Given information: Begin
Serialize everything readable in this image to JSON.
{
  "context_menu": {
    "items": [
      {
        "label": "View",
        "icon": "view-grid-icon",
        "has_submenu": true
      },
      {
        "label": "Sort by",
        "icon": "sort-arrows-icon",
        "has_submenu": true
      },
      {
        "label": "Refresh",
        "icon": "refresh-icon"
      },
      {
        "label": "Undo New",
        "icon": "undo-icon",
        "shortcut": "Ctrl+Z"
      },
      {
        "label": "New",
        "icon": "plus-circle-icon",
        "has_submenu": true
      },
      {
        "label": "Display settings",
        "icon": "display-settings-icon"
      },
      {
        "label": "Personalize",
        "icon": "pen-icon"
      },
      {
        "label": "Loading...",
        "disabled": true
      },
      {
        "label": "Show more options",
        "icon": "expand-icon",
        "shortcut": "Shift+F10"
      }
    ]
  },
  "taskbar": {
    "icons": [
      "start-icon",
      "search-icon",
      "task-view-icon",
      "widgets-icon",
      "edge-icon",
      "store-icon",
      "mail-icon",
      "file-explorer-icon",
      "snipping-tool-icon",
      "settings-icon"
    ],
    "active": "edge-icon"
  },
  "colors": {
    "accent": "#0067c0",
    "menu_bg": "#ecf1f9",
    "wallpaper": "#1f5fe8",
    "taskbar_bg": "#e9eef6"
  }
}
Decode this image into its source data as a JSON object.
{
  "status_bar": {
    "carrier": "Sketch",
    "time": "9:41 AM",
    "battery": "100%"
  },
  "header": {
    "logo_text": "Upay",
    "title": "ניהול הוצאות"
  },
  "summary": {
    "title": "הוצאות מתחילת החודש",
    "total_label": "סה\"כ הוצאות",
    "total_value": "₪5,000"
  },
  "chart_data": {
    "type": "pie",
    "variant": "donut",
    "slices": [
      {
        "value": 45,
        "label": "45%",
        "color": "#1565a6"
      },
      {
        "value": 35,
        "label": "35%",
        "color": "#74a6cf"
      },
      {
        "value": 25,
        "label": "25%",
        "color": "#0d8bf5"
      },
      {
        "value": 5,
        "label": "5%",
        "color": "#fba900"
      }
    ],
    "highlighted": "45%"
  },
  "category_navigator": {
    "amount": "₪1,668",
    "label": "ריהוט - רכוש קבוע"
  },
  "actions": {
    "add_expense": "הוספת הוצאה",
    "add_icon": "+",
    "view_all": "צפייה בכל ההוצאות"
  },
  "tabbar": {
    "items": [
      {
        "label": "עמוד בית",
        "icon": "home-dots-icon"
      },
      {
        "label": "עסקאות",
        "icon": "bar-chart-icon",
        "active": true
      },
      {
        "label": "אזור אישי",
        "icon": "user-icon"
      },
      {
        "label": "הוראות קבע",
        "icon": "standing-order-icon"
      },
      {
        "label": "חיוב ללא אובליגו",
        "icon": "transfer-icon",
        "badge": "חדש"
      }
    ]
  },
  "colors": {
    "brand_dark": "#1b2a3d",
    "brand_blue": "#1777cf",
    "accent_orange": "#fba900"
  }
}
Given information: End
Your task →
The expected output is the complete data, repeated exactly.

Reply to the task →
Serialize everything readable in this image to JSON.
{
  "context_menu": {
    "items": [
      {
        "label": "View",
        "icon": "view-grid-icon",
        "has_submenu": true
      },
      {
        "label": "Sort by",
        "icon": "sort-arrows-icon",
        "has_submenu": true
      },
      {
        "label": "Refresh",
        "icon": "refresh-icon"
      },
      {
        "label": "Undo New",
        "icon": "undo-icon",
        "shortcut": "Ctrl+Z"
      },
      {
        "label": "New",
        "icon": "plus-circle-icon",
        "has_submenu": true
      },
      {
        "label": "Display settings",
        "icon": "display-settings-icon"
      },
      {
        "label": "Personalize",
        "icon": "pen-icon"
      },
      {
        "label": "Loading...",
        "disabled": true
      },
      {
        "label": "Show more options",
        "icon": "expand-icon",
        "shortcut": "Shift+F10"
      }
    ]
  },
  "taskbar": {
    "icons": [
      "start-icon",
      "search-icon",
      "task-view-icon",
      "widgets-icon",
      "edge-icon",
      "store-icon",
      "mail-icon",
      "file-explorer-icon",
      "snipping-tool-icon",
      "settings-icon"
    ],
    "active": "edge-icon"
  },
  "colors": {
    "accent": "#0067c0",
    "menu_bg": "#ecf1f9",
    "wallpaper": "#1f5fe8",
    "taskbar_bg": "#e9eef6"
  }
}
Decode this image into its source data as a JSON object.
{
  "status_bar": {
    "carrier": "Sketch",
    "time": "9:41 AM",
    "battery": "100%"
  },
  "header": {
    "logo_text": "Upay",
    "title": "ניהול הוצאות"
  },
  "summary": {
    "title": "הוצאות מתחילת החודש",
    "total_label": "סה\"כ הוצאות",
    "total_value": "₪5,000"
  },
  "chart_data": {
    "type": "pie",
    "variant": "donut",
    "slices": [
      {
        "value": 45,
        "label": "45%",
        "color": "#1565a6"
      },
      {
        "value": 35,
        "label": "35%",
        "color": "#74a6cf"
      },
      {
        "value": 25,
        "label": "25%",
        "color": "#0d8bf5"
      },
      {
        "value": 5,
        "label": "5%",
        "color": "#fba900"
      }
    ],
    "highlighted": "45%"
  },
  "category_navigator": {
    "amount": "₪1,668",
    "label": "ריהוט - רכוש קבוע"
  },
  "actions": {
    "add_expense": "הוספת הוצאה",
    "add_icon": "+",
    "view_all": "צפייה בכל ההוצאות"
  },
  "tabbar": {
    "items": [
      {
        "label": "עמוד בית",
        "icon": "home-dots-icon"
      },
      {
        "label": "עסקאות",
        "icon": "bar-chart-icon",
        "active": true
      },
      {
        "label": "אזור אישי",
        "icon": "user-icon"
      },
      {
        "label": "הוראות קבע",
        "icon": "standing-order-icon"
      },
      {
        "label": "חיוב ללא אובליגו",
        "icon": "transfer-icon",
        "badge": "חדש"
      }
    ]
  },
  "colors": {
    "brand_dark": "#1b2a3d",
    "brand_blue": "#1777cf",
    "accent_orange": "#fba900"
  }
}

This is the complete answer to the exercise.